(EXCERPTED RECORDS begins)

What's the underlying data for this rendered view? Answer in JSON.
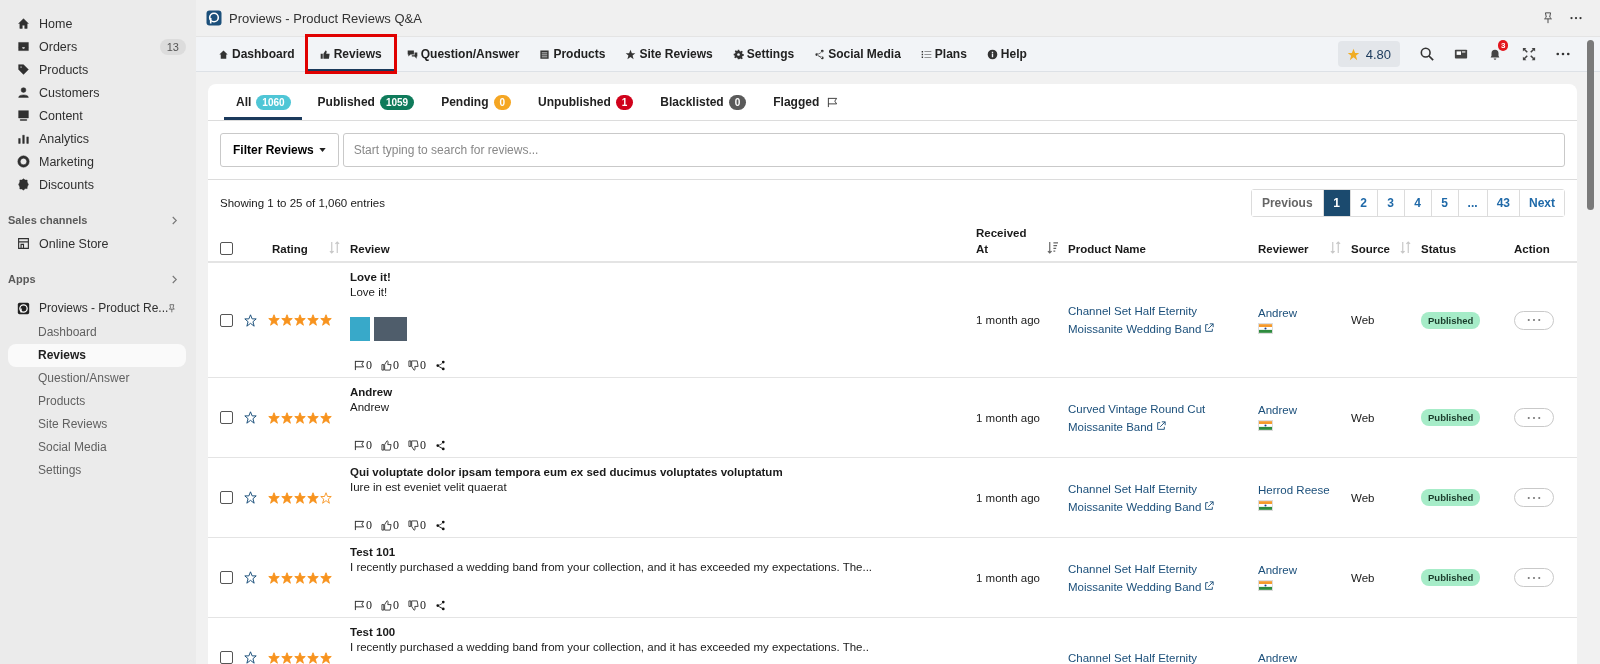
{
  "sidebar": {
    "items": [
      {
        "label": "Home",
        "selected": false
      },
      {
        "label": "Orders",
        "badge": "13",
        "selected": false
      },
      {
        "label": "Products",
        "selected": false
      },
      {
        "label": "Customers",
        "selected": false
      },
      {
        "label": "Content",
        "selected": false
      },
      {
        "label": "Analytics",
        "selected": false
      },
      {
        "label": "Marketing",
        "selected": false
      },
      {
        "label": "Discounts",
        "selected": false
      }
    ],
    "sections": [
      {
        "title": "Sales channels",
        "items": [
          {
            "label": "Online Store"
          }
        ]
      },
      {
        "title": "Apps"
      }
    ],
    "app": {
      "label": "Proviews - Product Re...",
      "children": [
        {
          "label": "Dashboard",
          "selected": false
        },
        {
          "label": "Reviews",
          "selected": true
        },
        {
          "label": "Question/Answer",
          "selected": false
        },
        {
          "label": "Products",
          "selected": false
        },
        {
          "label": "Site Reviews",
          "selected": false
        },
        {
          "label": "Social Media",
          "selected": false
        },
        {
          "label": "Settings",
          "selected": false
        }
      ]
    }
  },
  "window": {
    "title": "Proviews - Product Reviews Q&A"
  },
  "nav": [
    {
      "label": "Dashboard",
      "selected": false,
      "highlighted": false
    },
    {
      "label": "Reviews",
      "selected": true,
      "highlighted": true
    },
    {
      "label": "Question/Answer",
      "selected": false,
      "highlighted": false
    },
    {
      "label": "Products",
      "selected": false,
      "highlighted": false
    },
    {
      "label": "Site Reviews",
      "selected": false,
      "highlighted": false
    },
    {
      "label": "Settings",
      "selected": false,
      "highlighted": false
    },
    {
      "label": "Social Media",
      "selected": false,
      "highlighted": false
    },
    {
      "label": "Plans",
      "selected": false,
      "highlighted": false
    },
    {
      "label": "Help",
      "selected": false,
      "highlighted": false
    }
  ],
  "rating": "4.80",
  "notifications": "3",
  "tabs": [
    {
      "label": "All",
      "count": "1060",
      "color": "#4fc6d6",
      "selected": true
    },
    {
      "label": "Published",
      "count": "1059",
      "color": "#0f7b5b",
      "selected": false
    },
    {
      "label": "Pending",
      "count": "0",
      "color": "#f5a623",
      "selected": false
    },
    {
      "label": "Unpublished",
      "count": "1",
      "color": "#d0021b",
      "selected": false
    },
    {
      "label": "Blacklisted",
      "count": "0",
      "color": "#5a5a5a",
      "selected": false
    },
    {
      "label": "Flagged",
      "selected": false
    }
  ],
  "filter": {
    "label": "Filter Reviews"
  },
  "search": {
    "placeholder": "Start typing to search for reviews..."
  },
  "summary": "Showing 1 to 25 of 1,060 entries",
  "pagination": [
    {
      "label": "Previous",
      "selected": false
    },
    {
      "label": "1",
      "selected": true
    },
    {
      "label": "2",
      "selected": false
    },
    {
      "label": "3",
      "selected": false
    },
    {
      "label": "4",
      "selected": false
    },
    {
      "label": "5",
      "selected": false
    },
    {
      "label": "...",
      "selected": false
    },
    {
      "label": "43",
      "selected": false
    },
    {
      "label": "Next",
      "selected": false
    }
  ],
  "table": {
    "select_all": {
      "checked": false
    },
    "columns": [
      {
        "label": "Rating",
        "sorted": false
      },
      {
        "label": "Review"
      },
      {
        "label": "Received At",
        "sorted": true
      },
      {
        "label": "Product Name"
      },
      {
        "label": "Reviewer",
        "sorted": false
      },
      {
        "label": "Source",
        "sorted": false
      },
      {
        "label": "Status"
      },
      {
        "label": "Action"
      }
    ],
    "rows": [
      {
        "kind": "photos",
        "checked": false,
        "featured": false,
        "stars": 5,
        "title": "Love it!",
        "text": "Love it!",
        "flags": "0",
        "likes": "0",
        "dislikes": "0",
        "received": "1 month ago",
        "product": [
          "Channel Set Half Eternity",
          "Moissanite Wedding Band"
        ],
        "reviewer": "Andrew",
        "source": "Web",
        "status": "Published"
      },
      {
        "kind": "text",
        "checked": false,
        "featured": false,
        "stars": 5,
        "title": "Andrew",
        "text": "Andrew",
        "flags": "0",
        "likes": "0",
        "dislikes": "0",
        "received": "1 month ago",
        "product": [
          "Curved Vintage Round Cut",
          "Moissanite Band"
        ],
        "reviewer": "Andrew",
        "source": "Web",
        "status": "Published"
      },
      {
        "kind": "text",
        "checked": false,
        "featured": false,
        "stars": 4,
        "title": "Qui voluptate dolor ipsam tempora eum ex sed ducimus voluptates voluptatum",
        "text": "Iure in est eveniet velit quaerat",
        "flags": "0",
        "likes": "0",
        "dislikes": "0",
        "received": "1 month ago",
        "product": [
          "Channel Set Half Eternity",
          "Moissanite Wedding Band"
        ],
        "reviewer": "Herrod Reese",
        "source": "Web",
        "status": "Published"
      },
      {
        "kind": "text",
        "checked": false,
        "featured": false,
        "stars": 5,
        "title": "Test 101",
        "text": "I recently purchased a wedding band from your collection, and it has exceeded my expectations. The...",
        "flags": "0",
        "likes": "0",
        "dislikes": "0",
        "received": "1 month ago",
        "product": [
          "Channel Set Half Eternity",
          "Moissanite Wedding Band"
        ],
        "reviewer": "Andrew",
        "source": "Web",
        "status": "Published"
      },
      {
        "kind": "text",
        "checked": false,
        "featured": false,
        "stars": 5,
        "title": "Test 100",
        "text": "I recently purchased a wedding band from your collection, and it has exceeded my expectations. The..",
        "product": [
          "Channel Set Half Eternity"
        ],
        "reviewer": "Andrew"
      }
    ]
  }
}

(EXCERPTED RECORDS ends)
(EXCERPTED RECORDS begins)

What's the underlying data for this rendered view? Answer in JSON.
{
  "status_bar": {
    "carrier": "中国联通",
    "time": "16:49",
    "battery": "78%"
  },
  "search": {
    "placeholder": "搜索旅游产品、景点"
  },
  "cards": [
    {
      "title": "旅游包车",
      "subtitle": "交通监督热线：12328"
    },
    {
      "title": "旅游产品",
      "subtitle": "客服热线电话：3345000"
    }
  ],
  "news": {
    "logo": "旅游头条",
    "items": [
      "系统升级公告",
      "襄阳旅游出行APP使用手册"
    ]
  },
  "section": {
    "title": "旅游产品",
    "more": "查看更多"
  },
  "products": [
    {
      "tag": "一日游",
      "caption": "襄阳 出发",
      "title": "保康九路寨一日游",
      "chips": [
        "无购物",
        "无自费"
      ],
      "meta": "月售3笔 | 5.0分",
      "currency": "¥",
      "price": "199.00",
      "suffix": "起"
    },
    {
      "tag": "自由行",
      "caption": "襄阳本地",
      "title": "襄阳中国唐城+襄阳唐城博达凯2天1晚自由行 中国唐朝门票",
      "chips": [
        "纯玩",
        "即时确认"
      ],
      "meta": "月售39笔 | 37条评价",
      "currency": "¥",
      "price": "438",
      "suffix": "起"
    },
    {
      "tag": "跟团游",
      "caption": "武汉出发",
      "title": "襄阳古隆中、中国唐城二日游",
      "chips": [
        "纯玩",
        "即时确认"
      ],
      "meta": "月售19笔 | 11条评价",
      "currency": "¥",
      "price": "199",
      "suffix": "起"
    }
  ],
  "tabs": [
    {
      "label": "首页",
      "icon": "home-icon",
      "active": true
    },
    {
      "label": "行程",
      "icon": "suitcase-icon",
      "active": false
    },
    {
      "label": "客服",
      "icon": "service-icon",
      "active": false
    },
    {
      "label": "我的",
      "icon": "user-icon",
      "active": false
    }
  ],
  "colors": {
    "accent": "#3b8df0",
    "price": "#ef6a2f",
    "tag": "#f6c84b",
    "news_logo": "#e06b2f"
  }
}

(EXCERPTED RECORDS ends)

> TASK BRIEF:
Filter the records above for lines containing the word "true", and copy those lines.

> EXERCISE RESPONSE:
          "selected": true
      "selected": true,
      "highlighted": true
      "selected": true
      "selected": true
        "sorted": true
      "active": true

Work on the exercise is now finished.